Web page and app entries:

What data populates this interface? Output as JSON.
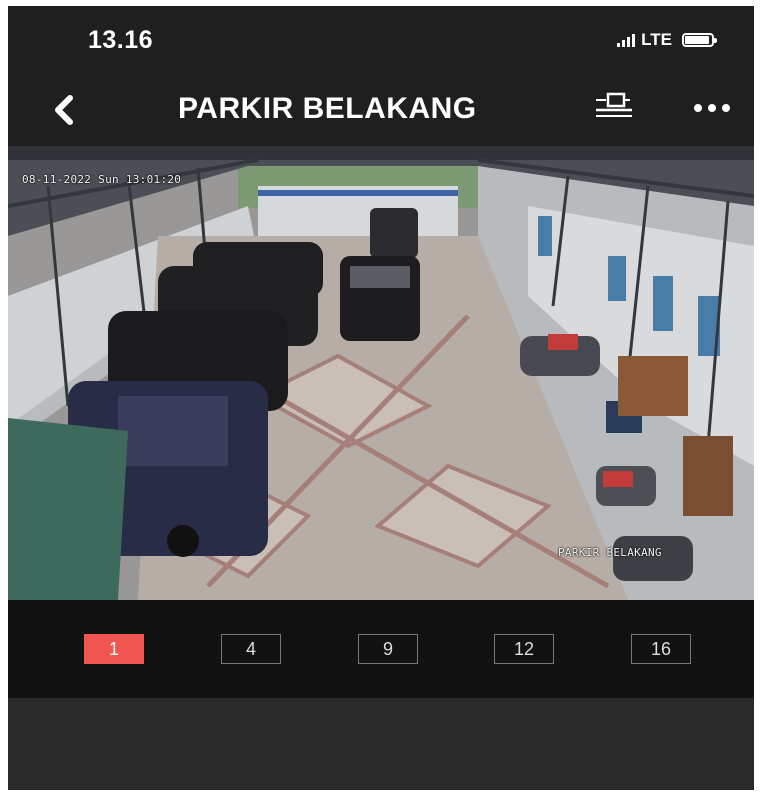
{
  "status_bar": {
    "time": "13.16",
    "network": "LTE"
  },
  "header": {
    "title": "PARKIR BELAKANG",
    "back_icon": "chevron-left-icon",
    "screen_icon": "screen-cast-icon",
    "more_icon": "more-horizontal-icon"
  },
  "video": {
    "timestamp": "08-11-2022 Sun 13:01:20",
    "camera_name": "PARKIR BELAKANG"
  },
  "view_modes": {
    "items": [
      "1",
      "4",
      "9",
      "12",
      "16"
    ],
    "selected": "1",
    "active_color": "#f05552"
  }
}
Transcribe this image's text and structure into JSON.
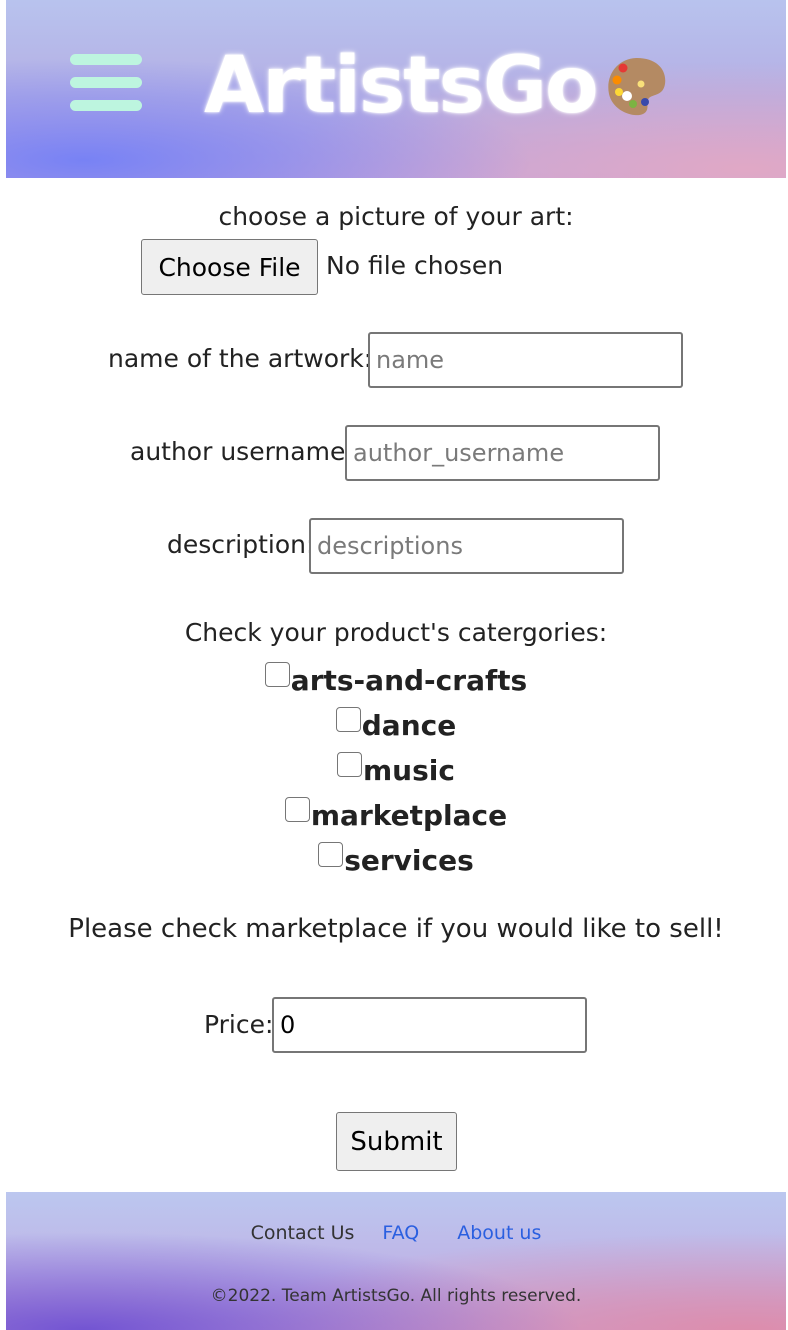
{
  "header": {
    "logo_text": "ArtistsGo",
    "menu_icon": "hamburger-menu-icon",
    "palette_icon": "paint-palette-icon",
    "colors": {
      "menu_bar": "#bdf5df",
      "gradient_left": "#7480f6",
      "gradient_right": "#e2a8c4"
    }
  },
  "form": {
    "picture_label": "choose a picture of your art:",
    "file_button_label": "Choose File",
    "file_status": "No file chosen",
    "artwork_name_label": "name of the artwork:",
    "artwork_name_placeholder": "name",
    "artwork_name_value": "",
    "author_label": "author username:",
    "author_placeholder": "author_username",
    "author_value": "",
    "description_label": "description:",
    "description_placeholder": "descriptions",
    "description_value": "",
    "categories_heading": "Check your product's catergories:",
    "categories": [
      {
        "label": "arts-and-crafts",
        "checked": false
      },
      {
        "label": "dance",
        "checked": false
      },
      {
        "label": "music",
        "checked": false
      },
      {
        "label": "marketplace",
        "checked": false
      },
      {
        "label": "services",
        "checked": false
      }
    ],
    "sell_hint": "Please check marketplace if you would like to sell!",
    "price_label": "Price:",
    "price_value": "0",
    "submit_label": "Submit"
  },
  "footer": {
    "links": [
      "Contact Us",
      "FAQ",
      "About us"
    ],
    "copyright": "©2022. Team ArtistsGo. All rights reserved.",
    "colors": {
      "link": "#2a5fe0"
    }
  }
}
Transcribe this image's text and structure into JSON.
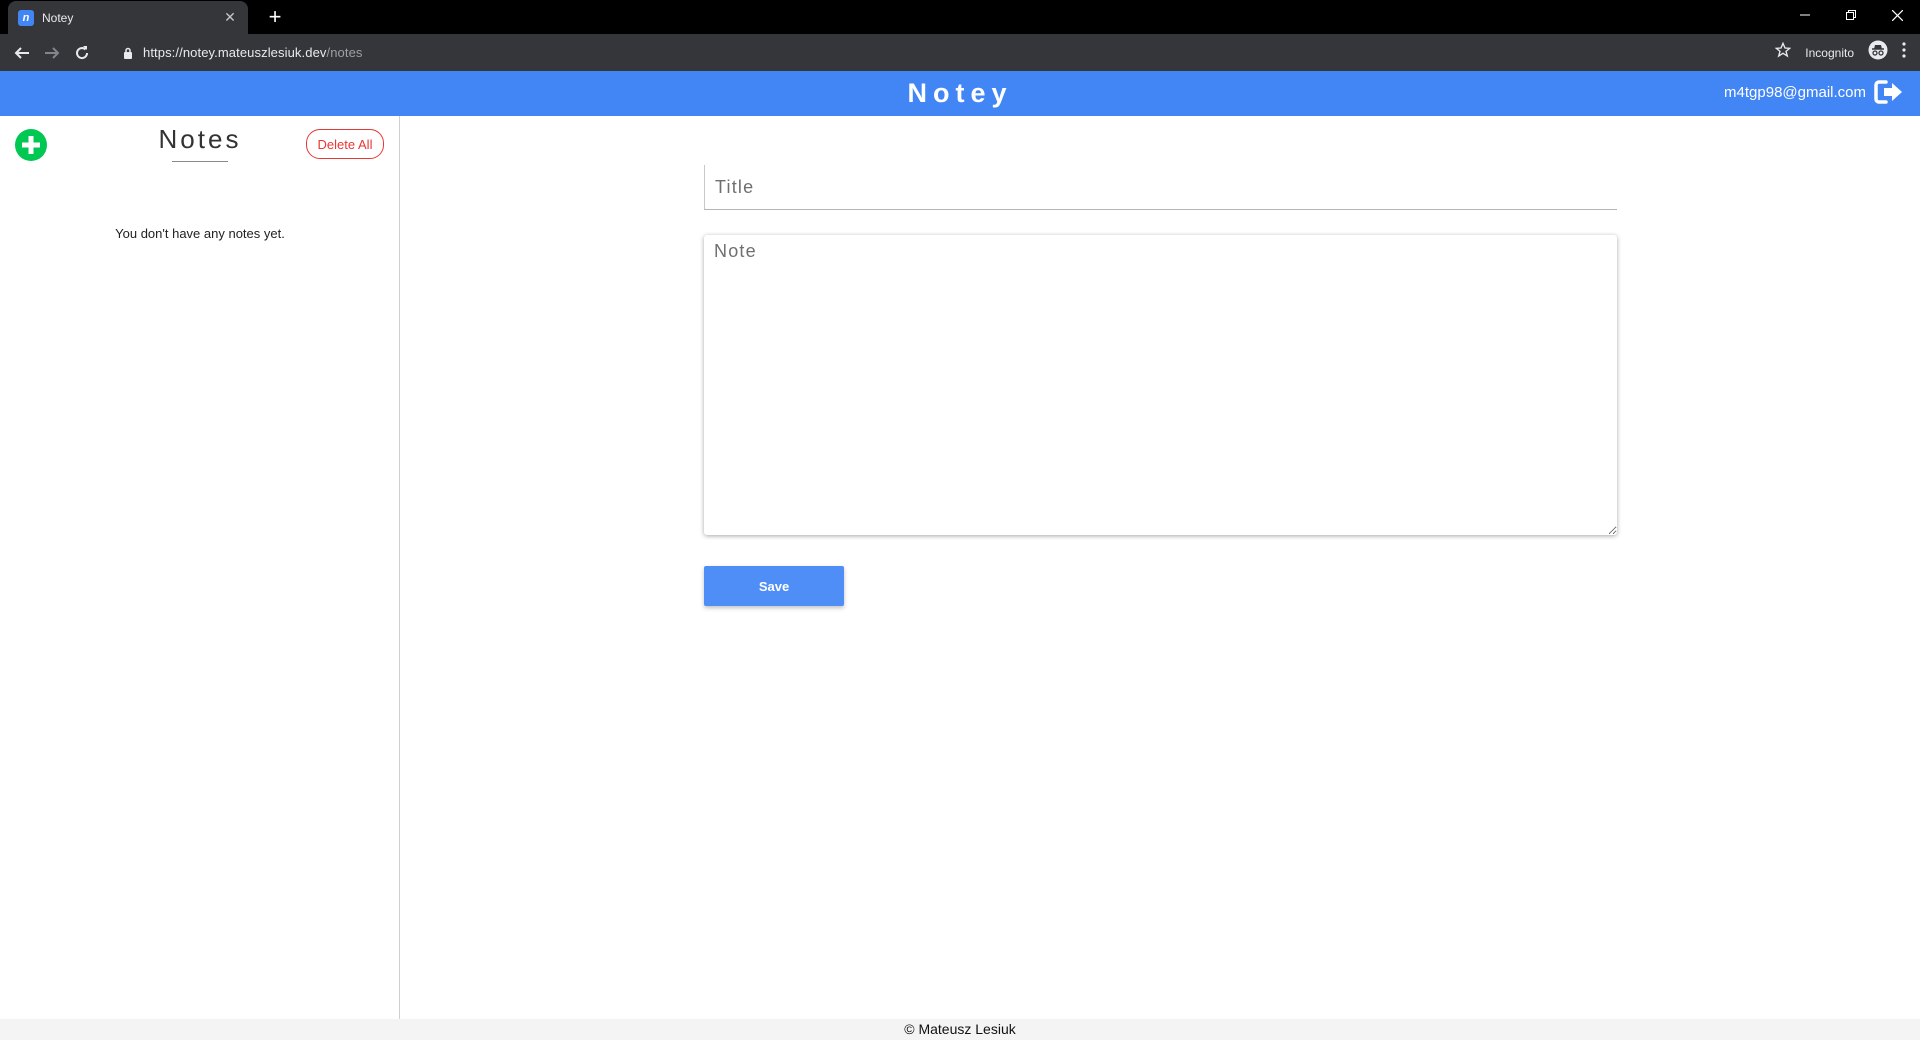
{
  "browser": {
    "tab_title": "Notey",
    "tab_favicon": "notey-favicon",
    "url_host": "https://notey.mateuszlesiuk.dev",
    "url_path": "/notes",
    "incognito_label": "Incognito"
  },
  "app": {
    "brand": "Notey",
    "user_email": "m4tgp98@gmail.com",
    "header_color": "#4285f4"
  },
  "sidebar": {
    "title": "Notes",
    "delete_all_label": "Delete All",
    "empty_message": "You don't have any notes yet.",
    "add_icon": "plus-circle-icon",
    "add_color": "#00c853"
  },
  "editor": {
    "title_placeholder": "Title",
    "note_placeholder": "Note",
    "save_label": "Save"
  },
  "footer": {
    "text": "© Mateusz Lesiuk"
  }
}
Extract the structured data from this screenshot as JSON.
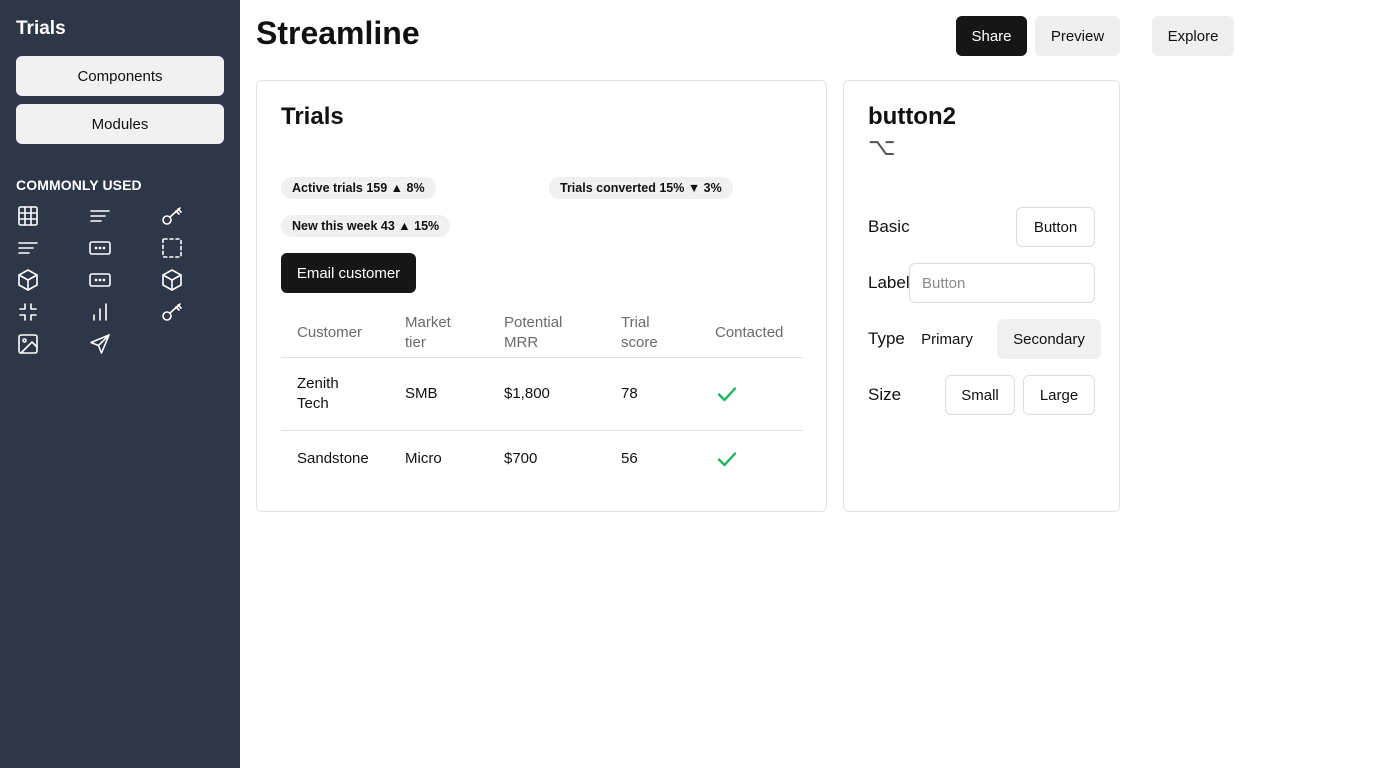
{
  "sidebar": {
    "title": "Trials",
    "buttons": [
      "Components",
      "Modules"
    ],
    "section_title": "COMMONLY USED",
    "icons": [
      "table-icon",
      "text-align-left-icon",
      "key-icon",
      "text-align-left-icon",
      "input-field-icon",
      "selection-box-icon",
      "cube-icon",
      "input-field-icon",
      "cube-icon",
      "minimize-icon",
      "bar-chart-icon",
      "key-icon",
      "image-icon",
      "send-icon"
    ]
  },
  "header": {
    "title": "Streamline",
    "share_label": "Share",
    "preview_label": "Preview",
    "explore_label": "Explore"
  },
  "trials_card": {
    "title": "Trials",
    "stats": [
      "Active trials 159 ▲ 8%",
      "Trials converted 15% ▼ 3%",
      "New this week 43 ▲ 15%"
    ],
    "email_button": "Email customer",
    "columns": [
      [
        "Customer"
      ],
      [
        "Market",
        "tier"
      ],
      [
        "Potential",
        "MRR"
      ],
      [
        "Trial",
        "score"
      ],
      [
        "Contacted"
      ]
    ],
    "rows": [
      {
        "customer": [
          "Zenith",
          "Tech"
        ],
        "tier": "SMB",
        "mrr": "$1,800",
        "score": "78",
        "contacted": true
      },
      {
        "customer": [
          "Sandstone"
        ],
        "tier": "Micro",
        "mrr": "$700",
        "score": "56",
        "contacted": true
      }
    ]
  },
  "inspector": {
    "title": "button2",
    "glyph": "⌥",
    "basic_label": "Basic",
    "basic_button": "Button",
    "label_label": "Label",
    "label_placeholder": "Button",
    "type_label": "Type",
    "type_options": [
      "Primary",
      "Secondary"
    ],
    "type_selected": "Secondary",
    "size_label": "Size",
    "size_options": [
      "Small",
      "Large"
    ]
  },
  "colors": {
    "sidebar_bg": "#2d3748",
    "primary_button": "#161616",
    "check_green": "#22b35e"
  }
}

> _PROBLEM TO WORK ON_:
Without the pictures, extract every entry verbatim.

> _RESULT_:
What data populates this interface? Output as JSON.
{
  "status_bar": {
    "time": "13.16",
    "network": "LTE"
  },
  "header": {
    "title": "PARKIR BELAKANG",
    "back_icon": "chevron-left-icon",
    "screen_icon": "screen-cast-icon",
    "more_icon": "more-horizontal-icon"
  },
  "video": {
    "timestamp": "08-11-2022 Sun 13:01:20",
    "camera_name": "PARKIR BELAKANG"
  },
  "view_modes": {
    "items": [
      "1",
      "4",
      "9",
      "12",
      "16"
    ],
    "selected": "1",
    "active_color": "#f05552"
  }
}
Transcribe this image's text and structure into JSON.
{
  "header": {
    "logo_text": "ArtistsGo",
    "menu_icon": "hamburger-menu-icon",
    "palette_icon": "paint-palette-icon",
    "colors": {
      "menu_bar": "#bdf5df",
      "gradient_left": "#7480f6",
      "gradient_right": "#e2a8c4"
    }
  },
  "form": {
    "picture_label": "choose a picture of your art:",
    "file_button_label": "Choose File",
    "file_status": "No file chosen",
    "artwork_name_label": "name of the artwork:",
    "artwork_name_placeholder": "name",
    "artwork_name_value": "",
    "author_label": "author username:",
    "author_placeholder": "author_username",
    "author_value": "",
    "description_label": "description:",
    "description_placeholder": "descriptions",
    "description_value": "",
    "categories_heading": "Check your product's catergories:",
    "categories": [
      {
        "label": "arts-and-crafts",
        "checked": false
      },
      {
        "label": "dance",
        "checked": false
      },
      {
        "label": "music",
        "checked": false
      },
      {
        "label": "marketplace",
        "checked": false
      },
      {
        "label": "services",
        "checked": false
      }
    ],
    "sell_hint": "Please check marketplace if you would like to sell!",
    "price_label": "Price:",
    "price_value": "0",
    "submit_label": "Submit"
  },
  "footer": {
    "links": [
      "Contact Us",
      "FAQ",
      "About us"
    ],
    "copyright": "©2022. Team ArtistsGo. All rights reserved.",
    "colors": {
      "link": "#2a5fe0"
    }
  }
}
Transcribe this image's text and structure into JSON.
{
  "browser": {
    "tab_title": "Notey",
    "tab_favicon": "notey-favicon",
    "url_host": "https://notey.mateuszlesiuk.dev",
    "url_path": "/notes",
    "incognito_label": "Incognito"
  },
  "app": {
    "brand": "Notey",
    "user_email": "m4tgp98@gmail.com",
    "header_color": "#4285f4"
  },
  "sidebar": {
    "title": "Notes",
    "delete_all_label": "Delete All",
    "empty_message": "You don't have any notes yet.",
    "add_icon": "plus-circle-icon",
    "add_color": "#00c853"
  },
  "editor": {
    "title_placeholder": "Title",
    "note_placeholder": "Note",
    "save_label": "Save"
  },
  "footer": {
    "text": "© Mateusz Lesiuk"
  }
}
Extract the structured data from this screenshot as JSON.
{
  "sidebar": {
    "title": "Trials",
    "buttons": [
      "Components",
      "Modules"
    ],
    "section_title": "COMMONLY USED",
    "icons": [
      "table-icon",
      "text-align-left-icon",
      "key-icon",
      "text-align-left-icon",
      "input-field-icon",
      "selection-box-icon",
      "cube-icon",
      "input-field-icon",
      "cube-icon",
      "minimize-icon",
      "bar-chart-icon",
      "key-icon",
      "image-icon",
      "send-icon"
    ]
  },
  "header": {
    "title": "Streamline",
    "share_label": "Share",
    "preview_label": "Preview",
    "explore_label": "Explore"
  },
  "trials_card": {
    "title": "Trials",
    "stats": [
      "Active trials 159 ▲ 8%",
      "Trials converted 15% ▼ 3%",
      "New this week 43 ▲ 15%"
    ],
    "email_button": "Email customer",
    "columns": [
      [
        "Customer"
      ],
      [
        "Market",
        "tier"
      ],
      [
        "Potential",
        "MRR"
      ],
      [
        "Trial",
        "score"
      ],
      [
        "Contacted"
      ]
    ],
    "rows": [
      {
        "customer": [
          "Zenith",
          "Tech"
        ],
        "tier": "SMB",
        "mrr": "$1,800",
        "score": "78",
        "contacted": true
      },
      {
        "customer": [
          "Sandstone"
        ],
        "tier": "Micro",
        "mrr": "$700",
        "score": "56",
        "contacted": true
      }
    ]
  },
  "inspector": {
    "title": "button2",
    "glyph": "⌥",
    "basic_label": "Basic",
    "basic_button": "Button",
    "label_label": "Label",
    "label_placeholder": "Button",
    "type_label": "Type",
    "type_options": [
      "Primary",
      "Secondary"
    ],
    "type_selected": "Secondary",
    "size_label": "Size",
    "size_options": [
      "Small",
      "Large"
    ]
  },
  "colors": {
    "sidebar_bg": "#2d3748",
    "primary_button": "#161616",
    "check_green": "#22b35e"
  }
}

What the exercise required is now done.